━━ Records for the task

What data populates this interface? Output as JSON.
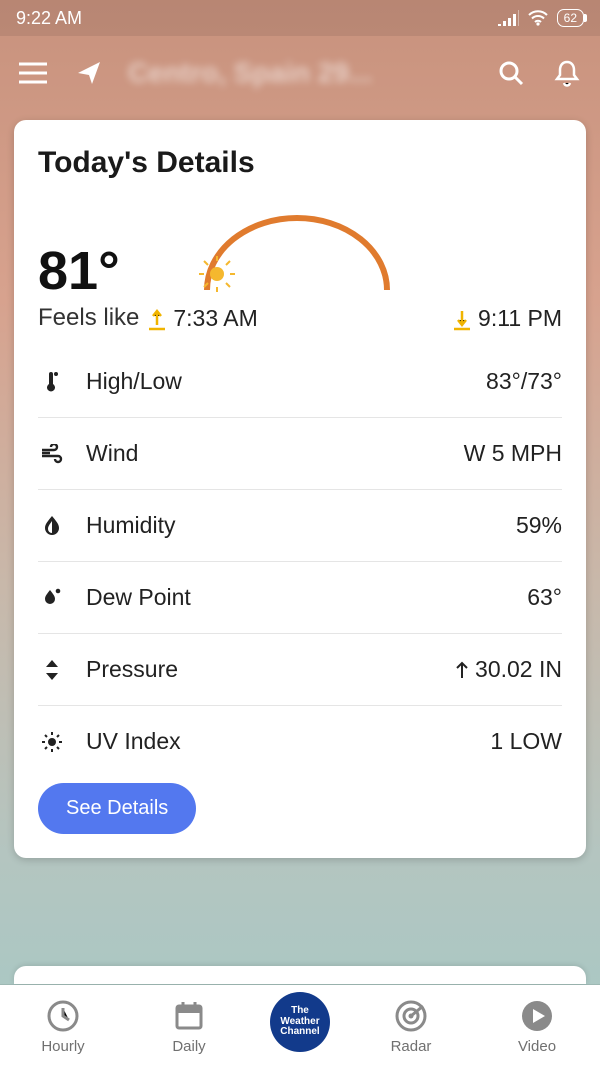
{
  "status_bar": {
    "time": "9:22 AM",
    "battery": "62"
  },
  "header": {
    "location_blur": "Centro, Spain 29..."
  },
  "card": {
    "title": "Today's Details",
    "feels_temp": "81°",
    "feels_label": "Feels like",
    "sunrise": "7:33 AM",
    "sunset": "9:11 PM",
    "rows": {
      "highlow": {
        "label": "High/Low",
        "value": "83°/73°"
      },
      "wind": {
        "label": "Wind",
        "value": "W 5 MPH"
      },
      "humidity": {
        "label": "Humidity",
        "value": "59%"
      },
      "dew": {
        "label": "Dew Point",
        "value": "63°"
      },
      "pressure": {
        "label": "Pressure",
        "value": "30.02 IN"
      },
      "uv": {
        "label": "UV Index",
        "value": "1 LOW"
      }
    },
    "see_details": "See Details"
  },
  "nav": {
    "hourly": "Hourly",
    "daily": "Daily",
    "center": "The\nWeather\nChannel",
    "radar": "Radar",
    "video": "Video"
  }
}
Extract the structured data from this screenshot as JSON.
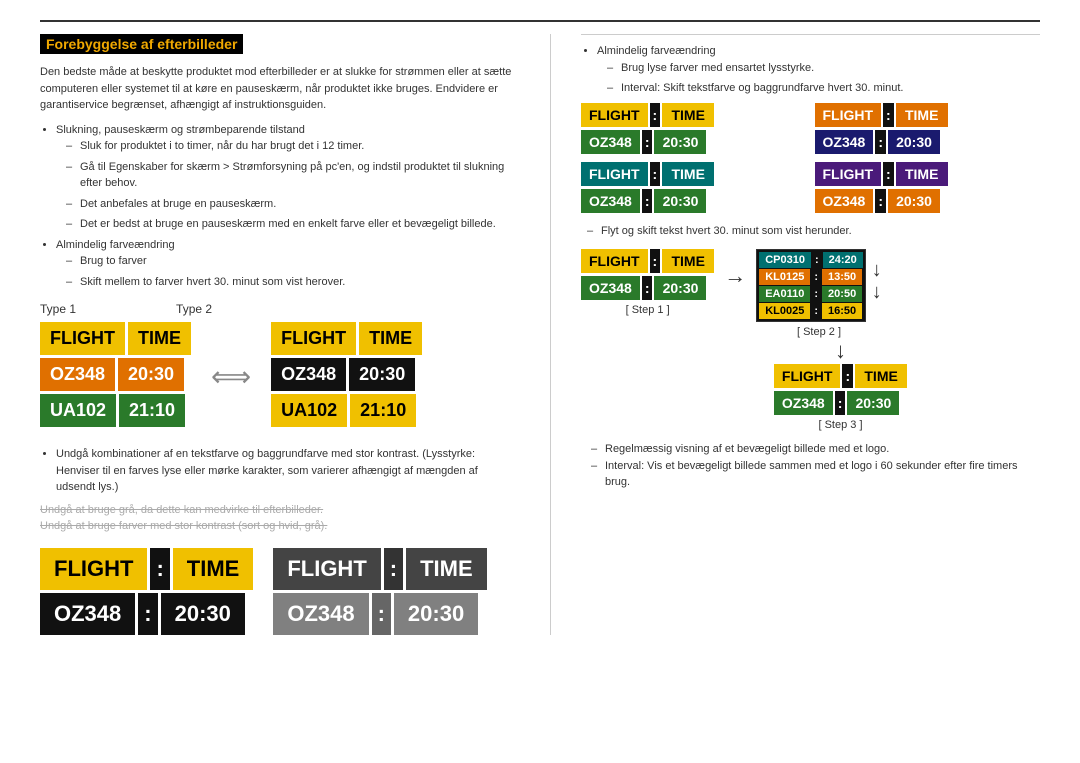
{
  "title": "Forebyggelse af efterbilleder",
  "top_paragraph": "Den bedste måde at beskytte produktet mod efterbilleder er at slukke for strømmen eller at sætte computeren eller systemet til at køre en pauseskærm, når produktet ikke bruges. Endvidere er garantiservice begrænset, afhængigt af instruktionsguiden.",
  "bullet1": "Slukning, pauseskærm og strømbeparende tilstand",
  "dash1": "Sluk for produktet i to timer, når du har brugt det i 12 timer.",
  "dash2": "Gå til Egenskaber for skærm > Strømforsyning på pc'en, og indstil produktet til slukning efter behov.",
  "dash3": "Det anbefales at bruge en pauseskærm.",
  "dash3b": "Det er bedst at bruge en pauseskærm med en enkelt farve eller et bevægeligt billede.",
  "bullet2": "Almindelig farveændring",
  "dash4": "Brug to farver",
  "dash4b": "Skift mellem to farver hvert 30. minut som vist herover.",
  "type1_label": "Type 1",
  "type2_label": "Type 2",
  "board1": {
    "header": [
      "FLIGHT",
      "TIME"
    ],
    "rows": [
      [
        "OZ348",
        "20:30"
      ],
      [
        "UA102",
        "21:10"
      ]
    ]
  },
  "board2": {
    "header": [
      "FLIGHT",
      "TIME"
    ],
    "rows": [
      [
        "OZ348",
        "20:30"
      ],
      [
        "UA102",
        "21:10"
      ]
    ]
  },
  "avoid_text": "Undgå kombinationer af en tekstfarve og baggrundfarve med stor kontrast. (Lysstyrke: Henviser til en farves lyse eller mørke karakter, som varierer afhængigt af mængden af udsendt lys.)",
  "grayed1": "Undgå at bruge grå, da dette kan medvirke til efterbilleder.",
  "grayed2": "Undgå at bruge farver med stor kontrast (sort og hvid, grå).",
  "large_board1": {
    "header": [
      "FLIGHT",
      "TIME"
    ],
    "row": [
      "OZ348",
      "20:30"
    ],
    "bg_header": [
      "yellow",
      "yellow"
    ],
    "bg_row": [
      "black",
      "black"
    ]
  },
  "large_board2": {
    "header": [
      "FLIGHT",
      "TIME"
    ],
    "row": [
      "OZ348",
      "20:30"
    ],
    "bg_header": [
      "dark",
      "dark"
    ],
    "bg_row": [
      "gray",
      "gray"
    ]
  },
  "right_bullet1": "Almindelig farveændring",
  "right_dash1": "Brug lyse farver med ensartet lysstyrke.",
  "right_dash1b": "Interval: Skift tekstfarve og baggrundfarve hvert 30. minut.",
  "sm_boards": [
    {
      "header_bg": [
        "yellow",
        "yellow"
      ],
      "row_bg": [
        "green",
        "green"
      ],
      "header": [
        "FLIGHT",
        "TIME"
      ],
      "row": [
        "OZ348",
        "20:30"
      ]
    },
    {
      "header_bg": [
        "orange",
        "orange"
      ],
      "row_bg": [
        "darkblue",
        "darkblue"
      ],
      "header": [
        "FLIGHT",
        "TIME"
      ],
      "row": [
        "OZ348",
        "20:30"
      ]
    },
    {
      "header_bg": [
        "teal",
        "teal"
      ],
      "row_bg": [
        "green",
        "green"
      ],
      "header": [
        "FLIGHT",
        "TIME"
      ],
      "row": [
        "OZ348",
        "20:30"
      ]
    },
    {
      "header_bg": [
        "purple",
        "purple"
      ],
      "row_bg": [
        "orange",
        "orange"
      ],
      "header": [
        "FLIGHT",
        "TIME"
      ],
      "row": [
        "OZ348",
        "20:30"
      ]
    }
  ],
  "right_dash2": "Flyt og skift tekst hvert 30. minut som vist herunder.",
  "step1_label": "[ Step 1 ]",
  "step2_label": "[ Step 2 ]",
  "step3_label": "[ Step 3 ]",
  "scroll_rows": [
    [
      "CP0310",
      "24:20"
    ],
    [
      "KL0125",
      "13:50"
    ],
    [
      "EA0110",
      "20:50"
    ],
    [
      "KL0025",
      "16:50"
    ]
  ],
  "step1_board": {
    "header": [
      "FLIGHT",
      "TIME"
    ],
    "row": [
      "OZ348",
      "20:30"
    ]
  },
  "step3_board": {
    "header": [
      "FLIGHT",
      "TIME"
    ],
    "row": [
      "OZ348",
      "20:30"
    ]
  },
  "right_dash3": "Regelmæssig visning af et bevægeligt billede med et logo.",
  "right_dash3b": "Interval: Vis et bevægeligt billede sammen med et logo i 60 sekunder efter fire timers brug."
}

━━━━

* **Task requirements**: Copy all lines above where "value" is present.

* **Solution**:
        "value": "83°/73°"
        "value": "W 5 MPH"
        "value": "59%"
        "value": "63°"
        "value": "30.02 IN"
        "value": "1 LOW"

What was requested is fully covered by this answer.